This talk with Gene Ray, looks at some recent episodes in a history of iconoclastic class struggle in so-called public space, from the interventions of the Situationist International following May 1968, to the symbolic dismemberment of the Spanish conquistador Juan de Oñate by an anonymous indigenous collective in New Mexico in 1998, to the antifascist mobilization against the 2017 Unite the Right rally at the statue of Confederate general Robert E. Lee in Charlottesville, Virginia.
In public squares and spaces everywhere, we cross the shadows and stroll under the gazes of bronze conquerors and national heroes, sitting horseback or striding boldly, arms in hand. Anchors of ideology, these monuments honor the victors of history, as Walter Benjamin called them – those who step on and over the defeated, in an unbroken chain of domination stretching back into the mists of time.
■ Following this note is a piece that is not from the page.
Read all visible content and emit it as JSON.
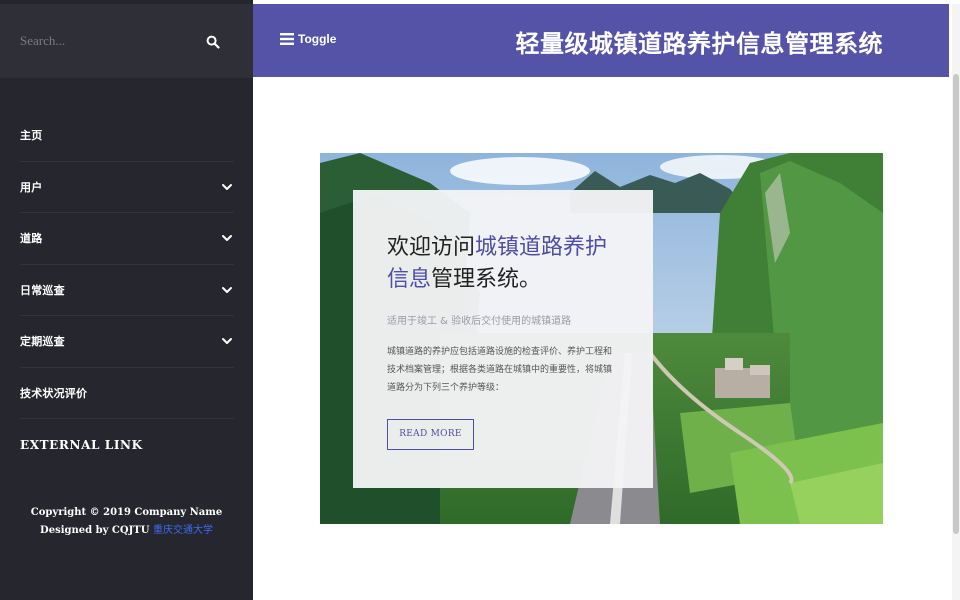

But the politics of remembrance are caught in the force field of violence, and the dead are called to both sides in the class war. The combat of cultures of the dead is integral to the struggles of the living, and therefore “not even the dead will be safe,” as Benjamin put it, “if the enemy wins.” Heroic memorials have become the flashpoints of contemporary struggles over the interpretation of history, all the more so as fascist mass movements establish themselves across Europe and much of the world.
Gene Ray is Associate Professor in the CCC Research-based Master Program at HEAD-Genève/Geneva School of Art and Design. He is Project Director of the Swiss National Science Foundation supported research project The Anthropocene Atlas of Geneva (TAAG), which studies responses to a changing climate and planet among human and nonhuman assemblages in the city and region Geneva (https://head.hesge.ch/taag/en/ ). His interdisciplinary research crosses art, critical theory, philosophy and aesthetics. His long term research projects concern Eco-genocide in late modernity and radical cultural practices in relation to Indigenous and anti-systemic social movements and struggles.